=== About this exercise ===
Write out the data in full, exactly as shown.

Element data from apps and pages
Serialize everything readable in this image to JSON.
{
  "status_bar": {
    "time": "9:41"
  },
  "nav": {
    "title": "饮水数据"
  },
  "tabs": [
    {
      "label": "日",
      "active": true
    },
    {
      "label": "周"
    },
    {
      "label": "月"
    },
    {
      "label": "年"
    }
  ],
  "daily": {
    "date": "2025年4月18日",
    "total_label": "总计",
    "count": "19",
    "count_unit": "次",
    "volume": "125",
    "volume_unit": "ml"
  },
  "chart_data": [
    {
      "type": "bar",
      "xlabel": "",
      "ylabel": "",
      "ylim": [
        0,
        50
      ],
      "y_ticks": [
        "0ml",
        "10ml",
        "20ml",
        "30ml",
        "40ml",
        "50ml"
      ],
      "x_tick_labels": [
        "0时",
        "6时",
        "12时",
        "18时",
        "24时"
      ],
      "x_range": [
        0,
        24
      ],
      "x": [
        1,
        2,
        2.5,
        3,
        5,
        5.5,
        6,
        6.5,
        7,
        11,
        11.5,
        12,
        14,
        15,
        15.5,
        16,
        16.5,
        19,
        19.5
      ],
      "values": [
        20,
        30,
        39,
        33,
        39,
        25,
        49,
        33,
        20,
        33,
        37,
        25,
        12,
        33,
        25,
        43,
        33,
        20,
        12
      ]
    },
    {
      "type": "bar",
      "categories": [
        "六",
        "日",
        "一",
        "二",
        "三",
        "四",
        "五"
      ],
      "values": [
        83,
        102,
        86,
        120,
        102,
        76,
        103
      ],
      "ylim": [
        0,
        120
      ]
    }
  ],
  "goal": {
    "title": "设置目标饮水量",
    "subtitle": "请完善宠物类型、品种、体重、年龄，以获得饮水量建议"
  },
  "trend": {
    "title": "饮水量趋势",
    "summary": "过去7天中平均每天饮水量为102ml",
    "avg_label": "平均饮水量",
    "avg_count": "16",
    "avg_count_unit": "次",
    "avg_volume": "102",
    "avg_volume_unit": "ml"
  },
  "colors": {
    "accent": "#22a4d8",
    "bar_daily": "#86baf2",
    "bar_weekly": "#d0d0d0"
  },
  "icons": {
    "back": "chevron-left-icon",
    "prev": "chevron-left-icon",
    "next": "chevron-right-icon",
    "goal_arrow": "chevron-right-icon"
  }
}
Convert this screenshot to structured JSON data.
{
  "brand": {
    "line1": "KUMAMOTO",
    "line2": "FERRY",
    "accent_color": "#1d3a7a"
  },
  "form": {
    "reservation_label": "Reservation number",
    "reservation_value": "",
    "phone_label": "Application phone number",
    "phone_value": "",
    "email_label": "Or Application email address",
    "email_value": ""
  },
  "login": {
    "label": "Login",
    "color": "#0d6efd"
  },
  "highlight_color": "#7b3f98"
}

=== Result of the exercise ===
Serialize everything readable in this image to JSON.
{
  "status_bar": {
    "time": "9:41"
  },
  "nav": {
    "title": "饮水数据"
  },
  "tabs": [
    {
      "label": "日",
      "active": true
    },
    {
      "label": "周"
    },
    {
      "label": "月"
    },
    {
      "label": "年"
    }
  ],
  "daily": {
    "date": "2025年4月18日",
    "total_label": "总计",
    "count": "19",
    "count_unit": "次",
    "volume": "125",
    "volume_unit": "ml"
  },
  "chart_data": [
    {
      "type": "bar",
      "xlabel": "",
      "ylabel": "",
      "ylim": [
        0,
        50
      ],
      "y_ticks": [
        "0ml",
        "10ml",
        "20ml",
        "30ml",
        "40ml",
        "50ml"
      ],
      "x_tick_labels": [
        "0时",
        "6时",
        "12时",
        "18时",
        "24时"
      ],
      "x_range": [
        0,
        24
      ],
      "x": [
        1,
        2,
        2.5,
        3,
        5,
        5.5,
        6,
        6.5,
        7,
        11,
        11.5,
        12,
        14,
        15,
        15.5,
        16,
        16.5,
        19,
        19.5
      ],
      "values": [
        20,
        30,
        39,
        33,
        39,
        25,
        49,
        33,
        20,
        33,
        37,
        25,
        12,
        33,
        25,
        43,
        33,
        20,
        12
      ]
    },
    {
      "type": "bar",
      "categories": [
        "六",
        "日",
        "一",
        "二",
        "三",
        "四",
        "五"
      ],
      "values": [
        83,
        102,
        86,
        120,
        102,
        76,
        103
      ],
      "ylim": [
        0,
        120
      ]
    }
  ],
  "goal": {
    "title": "设置目标饮水量",
    "subtitle": "请完善宠物类型、品种、体重、年龄，以获得饮水量建议"
  },
  "trend": {
    "title": "饮水量趋势",
    "summary": "过去7天中平均每天饮水量为102ml",
    "avg_label": "平均饮水量",
    "avg_count": "16",
    "avg_count_unit": "次",
    "avg_volume": "102",
    "avg_volume_unit": "ml"
  },
  "colors": {
    "accent": "#22a4d8",
    "bar_daily": "#86baf2",
    "bar_weekly": "#d0d0d0"
  },
  "icons": {
    "back": "chevron-left-icon",
    "prev": "chevron-left-icon",
    "next": "chevron-right-icon",
    "goal_arrow": "chevron-right-icon"
  }
}
Convert this screenshot to structured JSON data.
{
  "brand": {
    "line1": "KUMAMOTO",
    "line2": "FERRY",
    "accent_color": "#1d3a7a"
  },
  "form": {
    "reservation_label": "Reservation number",
    "reservation_value": "",
    "phone_label": "Application phone number",
    "phone_value": "",
    "email_label": "Or Application email address",
    "email_value": ""
  },
  "login": {
    "label": "Login",
    "color": "#0d6efd"
  },
  "highlight_color": "#7b3f98"
}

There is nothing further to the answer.